“My parents didn’t allow video games when I was a kid,” Monsen told Kotaku. “But a few Christmases ago, my wife bought a Switch and then I went deep, in the frenzied, feverish way that sometimes happens to people with game-less childhoods.”
And deep dive he did. In no time, Monsen nearly 100%ed BotW and its DLC and got so far into Stardew Valley that, “many ancient fruits later, there wasn’t much left to do.”
“But then, during COVID lockdown last year, it felt like everyone on Twitter was talking about Animal Crossing, so I gave it a shot,” Monsen said. “I hope people don’t get mad about this, [but] I didn’t like Animal Crossing as much as Stardew Valley. I realise it’s ridiculous for someone who has only played three games to even give an opinion here, like a toddler offering financial advice.”
Monsen found Stardew Valley’s gameplay to be slightly less repetitive while also having a weirder premise, which he enjoyed. Despite his gripes, Monsen couldn’t stop playing Animal Crossing.
“Once I got the terraforming Island Designer App, I decided to make the whole island a maze, which accomplished two things: A) I enjoyed creating my own game more than pulling weeds and smashing rocks [and] B) Once the whole island was a maze, the game would be unplayable and I’d have to go read a book,” he said.
Monsen guesstimates that it took at least two weeks for him to construct his island maze, which he says was enough time for his wife to go from joking about being concerned for his well-being to being genuinely worried. But sure enough, he immediately stopped playing the game immediately upon finishing his maze.
“It takes 10 minutes to get from anywhere on the island to anywhere else. I really ruined it,” he said.
But like catching a sea bass while fishing, Animal Crossing is inevitable, and Monsen would find himself picking up his Switch again in anticipation of the game’s recent, massive version 2.0 update. But when it finally dropped, his return to his island paradise turned out less than idyllic.
The unfortunate side effect of being a talented maze maker was that the walls of Monsen’s maze obstructed the hedges of his island, making it impossible to climb them with a ladder. He found that if he wanted to get anywhere on his once-beloved island, he had to bravely walk the maze to get there. And he quickly discovered that, fancy new patch or not, he’d essentially made his island unplayable.
“I wouldn’t say I forgot about my maze, but I definitely forgot how much of a hassle it is. It’s a nightmare,” Monsen said. “So, I took a few screenshots and posted them to my Twitter. I was very quickly flooded with people who were impressed by my dedication and terrified by my obsession. Both of these reactions are valid.”
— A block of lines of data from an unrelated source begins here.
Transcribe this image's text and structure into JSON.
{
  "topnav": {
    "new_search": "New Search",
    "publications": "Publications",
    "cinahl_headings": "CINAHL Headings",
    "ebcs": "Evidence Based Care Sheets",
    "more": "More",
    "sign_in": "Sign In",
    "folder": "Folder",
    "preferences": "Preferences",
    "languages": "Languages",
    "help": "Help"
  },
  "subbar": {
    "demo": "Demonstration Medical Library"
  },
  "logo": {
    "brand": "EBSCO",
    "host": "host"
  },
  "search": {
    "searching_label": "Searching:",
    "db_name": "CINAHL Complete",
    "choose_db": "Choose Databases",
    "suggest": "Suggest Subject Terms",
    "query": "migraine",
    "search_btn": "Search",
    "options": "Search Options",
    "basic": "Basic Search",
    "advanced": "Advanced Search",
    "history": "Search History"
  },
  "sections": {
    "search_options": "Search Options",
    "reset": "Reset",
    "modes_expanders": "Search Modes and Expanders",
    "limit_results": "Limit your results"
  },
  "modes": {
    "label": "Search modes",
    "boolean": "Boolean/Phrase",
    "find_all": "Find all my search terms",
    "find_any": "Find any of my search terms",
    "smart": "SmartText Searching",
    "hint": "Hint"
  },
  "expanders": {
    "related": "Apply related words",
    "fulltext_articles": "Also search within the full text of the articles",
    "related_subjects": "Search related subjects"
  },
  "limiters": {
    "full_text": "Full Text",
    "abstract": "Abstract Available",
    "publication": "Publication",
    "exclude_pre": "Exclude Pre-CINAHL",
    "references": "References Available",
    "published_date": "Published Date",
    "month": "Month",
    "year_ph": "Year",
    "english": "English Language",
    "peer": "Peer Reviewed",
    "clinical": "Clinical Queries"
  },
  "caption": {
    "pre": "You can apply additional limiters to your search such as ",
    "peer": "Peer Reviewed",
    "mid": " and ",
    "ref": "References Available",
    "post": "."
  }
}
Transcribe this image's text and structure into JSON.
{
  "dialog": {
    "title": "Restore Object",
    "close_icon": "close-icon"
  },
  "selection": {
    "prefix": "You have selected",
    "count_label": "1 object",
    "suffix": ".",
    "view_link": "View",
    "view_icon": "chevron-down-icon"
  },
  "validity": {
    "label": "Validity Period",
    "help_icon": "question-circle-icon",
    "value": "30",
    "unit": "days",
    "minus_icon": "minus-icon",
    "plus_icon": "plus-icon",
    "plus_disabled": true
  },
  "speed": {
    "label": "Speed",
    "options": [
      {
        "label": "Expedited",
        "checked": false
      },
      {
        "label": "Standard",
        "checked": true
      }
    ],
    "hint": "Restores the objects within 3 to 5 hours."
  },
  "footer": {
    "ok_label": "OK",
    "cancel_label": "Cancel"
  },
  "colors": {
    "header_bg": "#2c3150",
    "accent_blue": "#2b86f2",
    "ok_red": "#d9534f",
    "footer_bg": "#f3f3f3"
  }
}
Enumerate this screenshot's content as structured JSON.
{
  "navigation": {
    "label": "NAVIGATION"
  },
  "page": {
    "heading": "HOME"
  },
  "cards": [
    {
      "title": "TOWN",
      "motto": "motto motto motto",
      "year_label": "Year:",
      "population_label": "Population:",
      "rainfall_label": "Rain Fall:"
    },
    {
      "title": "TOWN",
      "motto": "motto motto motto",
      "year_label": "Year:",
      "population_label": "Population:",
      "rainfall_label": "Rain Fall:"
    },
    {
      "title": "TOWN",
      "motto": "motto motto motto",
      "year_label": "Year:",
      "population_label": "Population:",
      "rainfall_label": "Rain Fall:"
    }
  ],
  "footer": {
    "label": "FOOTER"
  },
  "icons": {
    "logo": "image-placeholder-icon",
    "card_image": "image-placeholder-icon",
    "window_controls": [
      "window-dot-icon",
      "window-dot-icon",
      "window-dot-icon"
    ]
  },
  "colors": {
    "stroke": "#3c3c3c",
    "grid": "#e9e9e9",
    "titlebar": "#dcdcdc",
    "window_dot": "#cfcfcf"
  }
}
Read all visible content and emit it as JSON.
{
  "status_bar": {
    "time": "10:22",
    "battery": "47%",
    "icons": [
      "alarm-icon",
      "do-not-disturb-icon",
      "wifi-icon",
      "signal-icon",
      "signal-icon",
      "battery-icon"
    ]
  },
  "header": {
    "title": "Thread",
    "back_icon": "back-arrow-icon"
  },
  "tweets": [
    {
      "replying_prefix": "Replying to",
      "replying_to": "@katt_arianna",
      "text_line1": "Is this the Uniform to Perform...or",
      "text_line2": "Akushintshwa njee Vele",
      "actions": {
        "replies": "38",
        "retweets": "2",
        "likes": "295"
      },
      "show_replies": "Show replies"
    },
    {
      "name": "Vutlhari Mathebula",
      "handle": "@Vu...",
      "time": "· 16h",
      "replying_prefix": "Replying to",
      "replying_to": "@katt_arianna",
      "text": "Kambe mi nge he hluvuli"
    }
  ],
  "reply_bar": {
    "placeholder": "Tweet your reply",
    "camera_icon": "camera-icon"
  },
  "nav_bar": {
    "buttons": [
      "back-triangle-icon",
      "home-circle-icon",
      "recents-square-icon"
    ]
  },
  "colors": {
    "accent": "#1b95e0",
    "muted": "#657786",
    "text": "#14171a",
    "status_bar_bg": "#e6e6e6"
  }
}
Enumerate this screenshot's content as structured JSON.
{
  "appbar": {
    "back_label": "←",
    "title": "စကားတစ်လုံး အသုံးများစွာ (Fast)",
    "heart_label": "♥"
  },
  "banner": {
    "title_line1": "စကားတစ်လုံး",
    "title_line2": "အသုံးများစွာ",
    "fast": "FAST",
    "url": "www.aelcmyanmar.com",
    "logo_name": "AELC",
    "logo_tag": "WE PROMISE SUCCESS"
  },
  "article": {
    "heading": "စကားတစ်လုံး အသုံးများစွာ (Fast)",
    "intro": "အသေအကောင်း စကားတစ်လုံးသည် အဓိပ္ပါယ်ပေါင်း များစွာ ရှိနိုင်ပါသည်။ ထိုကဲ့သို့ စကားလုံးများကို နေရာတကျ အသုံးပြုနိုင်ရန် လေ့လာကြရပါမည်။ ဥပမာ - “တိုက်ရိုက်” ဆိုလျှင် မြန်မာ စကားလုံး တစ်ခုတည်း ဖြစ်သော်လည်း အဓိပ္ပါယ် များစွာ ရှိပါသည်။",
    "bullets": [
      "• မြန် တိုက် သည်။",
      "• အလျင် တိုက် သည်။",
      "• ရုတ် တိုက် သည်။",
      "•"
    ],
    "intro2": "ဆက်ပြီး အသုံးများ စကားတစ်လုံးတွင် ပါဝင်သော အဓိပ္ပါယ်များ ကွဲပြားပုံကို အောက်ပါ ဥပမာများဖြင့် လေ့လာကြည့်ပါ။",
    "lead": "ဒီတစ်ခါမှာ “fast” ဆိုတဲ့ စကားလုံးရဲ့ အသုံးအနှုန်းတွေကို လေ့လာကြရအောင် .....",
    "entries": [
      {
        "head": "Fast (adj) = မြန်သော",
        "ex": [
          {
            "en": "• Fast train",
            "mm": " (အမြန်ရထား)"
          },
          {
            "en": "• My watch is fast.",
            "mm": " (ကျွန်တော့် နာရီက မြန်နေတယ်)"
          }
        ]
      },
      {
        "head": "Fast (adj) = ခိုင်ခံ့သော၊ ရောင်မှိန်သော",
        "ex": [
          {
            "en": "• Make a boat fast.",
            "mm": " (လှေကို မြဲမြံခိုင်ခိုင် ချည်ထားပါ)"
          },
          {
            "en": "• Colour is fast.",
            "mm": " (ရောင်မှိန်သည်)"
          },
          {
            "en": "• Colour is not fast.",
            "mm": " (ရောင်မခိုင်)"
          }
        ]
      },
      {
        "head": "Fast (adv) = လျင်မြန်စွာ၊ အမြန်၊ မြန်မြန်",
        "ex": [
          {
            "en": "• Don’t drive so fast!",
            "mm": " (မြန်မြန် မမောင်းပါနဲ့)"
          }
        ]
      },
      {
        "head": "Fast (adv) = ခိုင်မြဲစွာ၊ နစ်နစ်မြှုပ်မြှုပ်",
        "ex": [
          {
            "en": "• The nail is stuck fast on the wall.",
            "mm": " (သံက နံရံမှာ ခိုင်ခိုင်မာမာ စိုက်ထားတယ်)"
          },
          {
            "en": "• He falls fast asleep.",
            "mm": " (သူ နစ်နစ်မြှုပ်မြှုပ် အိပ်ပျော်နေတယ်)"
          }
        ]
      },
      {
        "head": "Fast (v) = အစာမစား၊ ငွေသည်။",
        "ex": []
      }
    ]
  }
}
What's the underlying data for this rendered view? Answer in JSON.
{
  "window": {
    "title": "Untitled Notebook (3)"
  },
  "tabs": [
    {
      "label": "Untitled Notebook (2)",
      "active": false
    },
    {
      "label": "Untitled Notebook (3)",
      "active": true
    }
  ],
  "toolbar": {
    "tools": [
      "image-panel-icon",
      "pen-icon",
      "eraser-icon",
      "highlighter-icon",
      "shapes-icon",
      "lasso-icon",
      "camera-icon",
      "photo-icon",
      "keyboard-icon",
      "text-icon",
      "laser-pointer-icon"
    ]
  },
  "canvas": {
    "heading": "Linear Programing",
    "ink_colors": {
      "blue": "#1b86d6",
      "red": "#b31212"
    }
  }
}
Although his maze island might go down in infamy as a particularly creative island design, Monsen thinks he’s done with playing Animal Crossing. Any potential maze-making time is now occupied with raising his two-month-old daughter, whom he says is incredible despite her lack of virtual island maze construction know-how.
He’s posted his dream address for anyone who thinks themselves brave enough to tackle his labyrinth: DA-4398-9607-2053. While Monsen would like to think he’s left his gaming phase behind, he admitted to setting Google alerts for both The Legend of Zelda: Breath of the Wild 2 and ConcernedApe’s Haunted Chocolatier.
“I hope people enjoy my island and I hope it doesn’t make me look totally nuts,” he said.